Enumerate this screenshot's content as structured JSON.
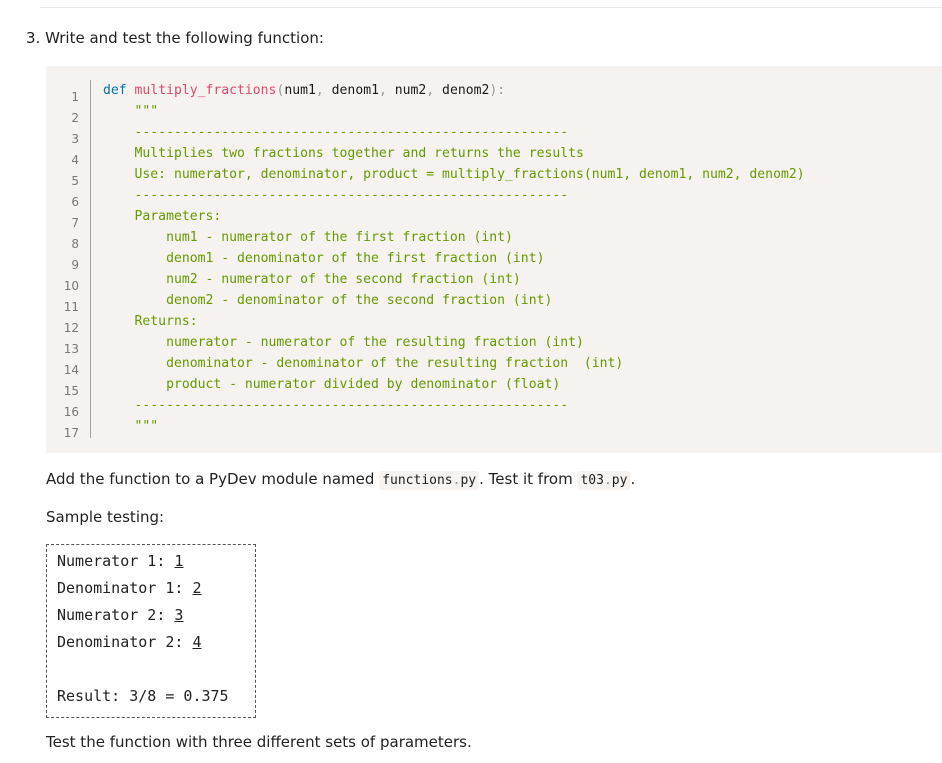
{
  "question": {
    "title": "3. Write and test the following function:"
  },
  "code": {
    "line_numbers": [
      "1",
      "2",
      "3",
      "4",
      "5",
      "6",
      "7",
      "8",
      "9",
      "10",
      "11",
      "12",
      "13",
      "14",
      "15",
      "16",
      "17"
    ],
    "def_kw": "def",
    "func_name": "multiply_fractions",
    "open_paren": "(",
    "param1": "num1",
    "comma1": ",",
    "param2": " denom1",
    "comma2": ",",
    "param3": " num2",
    "comma3": ",",
    "param4": " denom2",
    "close_sig": "):",
    "docstring": [
      "    \"\"\"",
      "    -------------------------------------------------------",
      "    Multiplies two fractions together and returns the results",
      "    Use: numerator, denominator, product = multiply_fractions(num1, denom1, num2, denom2)",
      "    -------------------------------------------------------",
      "    Parameters:",
      "        num1 - numerator of the first fraction (int)",
      "        denom1 - denominator of the first fraction (int)",
      "        num2 - numerator of the second fraction (int)",
      "        denom2 - denominator of the second fraction (int)",
      "    Returns:",
      "        numerator - numerator of the resulting fraction (int)",
      "        denominator - denominator of the resulting fraction  (int)",
      "        product - numerator divided by denominator (float)",
      "    -------------------------------------------------------",
      "    \"\"\""
    ]
  },
  "instructions": {
    "p1_a": "Add the function to a PyDev module named ",
    "p1_code1_a": "functions",
    "p1_code1_dot": ".",
    "p1_code1_b": "py",
    "p1_b": ". Test it from ",
    "p1_code2_a": "t03",
    "p1_code2_dot": ".",
    "p1_code2_b": "py",
    "p1_c": ".",
    "p2": "Sample testing:",
    "p3": "Test the function with three different sets of parameters."
  },
  "sample": {
    "num1_prompt": "Numerator 1: ",
    "num1_value": "1",
    "den1_prompt": "Denominator 1: ",
    "den1_value": "2",
    "num2_prompt": "Numerator 2: ",
    "num2_value": "3",
    "den2_prompt": "Denominator 2: ",
    "den2_value": "4",
    "result": "Result: 3/8 = 0.375"
  }
}
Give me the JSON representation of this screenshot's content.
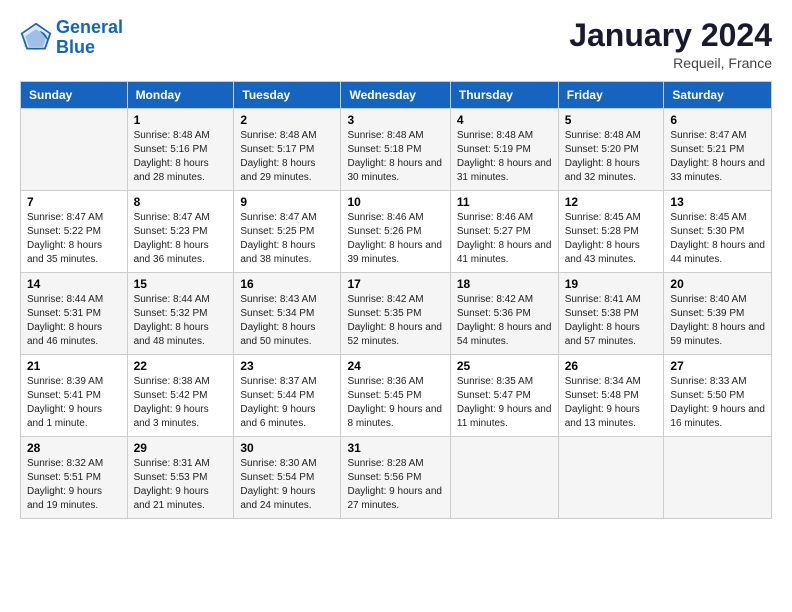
{
  "logo": {
    "line1": "General",
    "line2": "Blue"
  },
  "title": "January 2024",
  "location": "Requeil, France",
  "days_header": [
    "Sunday",
    "Monday",
    "Tuesday",
    "Wednesday",
    "Thursday",
    "Friday",
    "Saturday"
  ],
  "weeks": [
    [
      {
        "num": "",
        "sunrise": "",
        "sunset": "",
        "daylight": ""
      },
      {
        "num": "1",
        "sunrise": "Sunrise: 8:48 AM",
        "sunset": "Sunset: 5:16 PM",
        "daylight": "Daylight: 8 hours and 28 minutes."
      },
      {
        "num": "2",
        "sunrise": "Sunrise: 8:48 AM",
        "sunset": "Sunset: 5:17 PM",
        "daylight": "Daylight: 8 hours and 29 minutes."
      },
      {
        "num": "3",
        "sunrise": "Sunrise: 8:48 AM",
        "sunset": "Sunset: 5:18 PM",
        "daylight": "Daylight: 8 hours and 30 minutes."
      },
      {
        "num": "4",
        "sunrise": "Sunrise: 8:48 AM",
        "sunset": "Sunset: 5:19 PM",
        "daylight": "Daylight: 8 hours and 31 minutes."
      },
      {
        "num": "5",
        "sunrise": "Sunrise: 8:48 AM",
        "sunset": "Sunset: 5:20 PM",
        "daylight": "Daylight: 8 hours and 32 minutes."
      },
      {
        "num": "6",
        "sunrise": "Sunrise: 8:47 AM",
        "sunset": "Sunset: 5:21 PM",
        "daylight": "Daylight: 8 hours and 33 minutes."
      }
    ],
    [
      {
        "num": "7",
        "sunrise": "Sunrise: 8:47 AM",
        "sunset": "Sunset: 5:22 PM",
        "daylight": "Daylight: 8 hours and 35 minutes."
      },
      {
        "num": "8",
        "sunrise": "Sunrise: 8:47 AM",
        "sunset": "Sunset: 5:23 PM",
        "daylight": "Daylight: 8 hours and 36 minutes."
      },
      {
        "num": "9",
        "sunrise": "Sunrise: 8:47 AM",
        "sunset": "Sunset: 5:25 PM",
        "daylight": "Daylight: 8 hours and 38 minutes."
      },
      {
        "num": "10",
        "sunrise": "Sunrise: 8:46 AM",
        "sunset": "Sunset: 5:26 PM",
        "daylight": "Daylight: 8 hours and 39 minutes."
      },
      {
        "num": "11",
        "sunrise": "Sunrise: 8:46 AM",
        "sunset": "Sunset: 5:27 PM",
        "daylight": "Daylight: 8 hours and 41 minutes."
      },
      {
        "num": "12",
        "sunrise": "Sunrise: 8:45 AM",
        "sunset": "Sunset: 5:28 PM",
        "daylight": "Daylight: 8 hours and 43 minutes."
      },
      {
        "num": "13",
        "sunrise": "Sunrise: 8:45 AM",
        "sunset": "Sunset: 5:30 PM",
        "daylight": "Daylight: 8 hours and 44 minutes."
      }
    ],
    [
      {
        "num": "14",
        "sunrise": "Sunrise: 8:44 AM",
        "sunset": "Sunset: 5:31 PM",
        "daylight": "Daylight: 8 hours and 46 minutes."
      },
      {
        "num": "15",
        "sunrise": "Sunrise: 8:44 AM",
        "sunset": "Sunset: 5:32 PM",
        "daylight": "Daylight: 8 hours and 48 minutes."
      },
      {
        "num": "16",
        "sunrise": "Sunrise: 8:43 AM",
        "sunset": "Sunset: 5:34 PM",
        "daylight": "Daylight: 8 hours and 50 minutes."
      },
      {
        "num": "17",
        "sunrise": "Sunrise: 8:42 AM",
        "sunset": "Sunset: 5:35 PM",
        "daylight": "Daylight: 8 hours and 52 minutes."
      },
      {
        "num": "18",
        "sunrise": "Sunrise: 8:42 AM",
        "sunset": "Sunset: 5:36 PM",
        "daylight": "Daylight: 8 hours and 54 minutes."
      },
      {
        "num": "19",
        "sunrise": "Sunrise: 8:41 AM",
        "sunset": "Sunset: 5:38 PM",
        "daylight": "Daylight: 8 hours and 57 minutes."
      },
      {
        "num": "20",
        "sunrise": "Sunrise: 8:40 AM",
        "sunset": "Sunset: 5:39 PM",
        "daylight": "Daylight: 8 hours and 59 minutes."
      }
    ],
    [
      {
        "num": "21",
        "sunrise": "Sunrise: 8:39 AM",
        "sunset": "Sunset: 5:41 PM",
        "daylight": "Daylight: 9 hours and 1 minute."
      },
      {
        "num": "22",
        "sunrise": "Sunrise: 8:38 AM",
        "sunset": "Sunset: 5:42 PM",
        "daylight": "Daylight: 9 hours and 3 minutes."
      },
      {
        "num": "23",
        "sunrise": "Sunrise: 8:37 AM",
        "sunset": "Sunset: 5:44 PM",
        "daylight": "Daylight: 9 hours and 6 minutes."
      },
      {
        "num": "24",
        "sunrise": "Sunrise: 8:36 AM",
        "sunset": "Sunset: 5:45 PM",
        "daylight": "Daylight: 9 hours and 8 minutes."
      },
      {
        "num": "25",
        "sunrise": "Sunrise: 8:35 AM",
        "sunset": "Sunset: 5:47 PM",
        "daylight": "Daylight: 9 hours and 11 minutes."
      },
      {
        "num": "26",
        "sunrise": "Sunrise: 8:34 AM",
        "sunset": "Sunset: 5:48 PM",
        "daylight": "Daylight: 9 hours and 13 minutes."
      },
      {
        "num": "27",
        "sunrise": "Sunrise: 8:33 AM",
        "sunset": "Sunset: 5:50 PM",
        "daylight": "Daylight: 9 hours and 16 minutes."
      }
    ],
    [
      {
        "num": "28",
        "sunrise": "Sunrise: 8:32 AM",
        "sunset": "Sunset: 5:51 PM",
        "daylight": "Daylight: 9 hours and 19 minutes."
      },
      {
        "num": "29",
        "sunrise": "Sunrise: 8:31 AM",
        "sunset": "Sunset: 5:53 PM",
        "daylight": "Daylight: 9 hours and 21 minutes."
      },
      {
        "num": "30",
        "sunrise": "Sunrise: 8:30 AM",
        "sunset": "Sunset: 5:54 PM",
        "daylight": "Daylight: 9 hours and 24 minutes."
      },
      {
        "num": "31",
        "sunrise": "Sunrise: 8:28 AM",
        "sunset": "Sunset: 5:56 PM",
        "daylight": "Daylight: 9 hours and 27 minutes."
      },
      {
        "num": "",
        "sunrise": "",
        "sunset": "",
        "daylight": ""
      },
      {
        "num": "",
        "sunrise": "",
        "sunset": "",
        "daylight": ""
      },
      {
        "num": "",
        "sunrise": "",
        "sunset": "",
        "daylight": ""
      }
    ]
  ]
}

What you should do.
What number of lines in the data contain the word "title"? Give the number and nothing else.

Exercise response.
2